REQUIREMENT: Write the data below out again, unchanged.

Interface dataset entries
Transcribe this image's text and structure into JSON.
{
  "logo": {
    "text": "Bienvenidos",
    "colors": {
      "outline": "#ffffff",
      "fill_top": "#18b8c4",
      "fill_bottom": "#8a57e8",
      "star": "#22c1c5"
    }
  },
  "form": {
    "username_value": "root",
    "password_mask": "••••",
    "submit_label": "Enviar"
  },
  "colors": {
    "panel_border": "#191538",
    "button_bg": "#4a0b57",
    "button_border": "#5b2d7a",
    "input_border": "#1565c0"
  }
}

OUTPUT OF THE EXERCISE:
Transcribe this image's text and structure into JSON.
{
  "logo": {
    "text": "Bienvenidos",
    "colors": {
      "outline": "#ffffff",
      "fill_top": "#18b8c4",
      "fill_bottom": "#8a57e8",
      "star": "#22c1c5"
    }
  },
  "form": {
    "username_value": "root",
    "password_mask": "••••",
    "submit_label": "Enviar"
  },
  "colors": {
    "panel_border": "#191538",
    "button_bg": "#4a0b57",
    "button_border": "#5b2d7a",
    "input_border": "#1565c0"
  }
}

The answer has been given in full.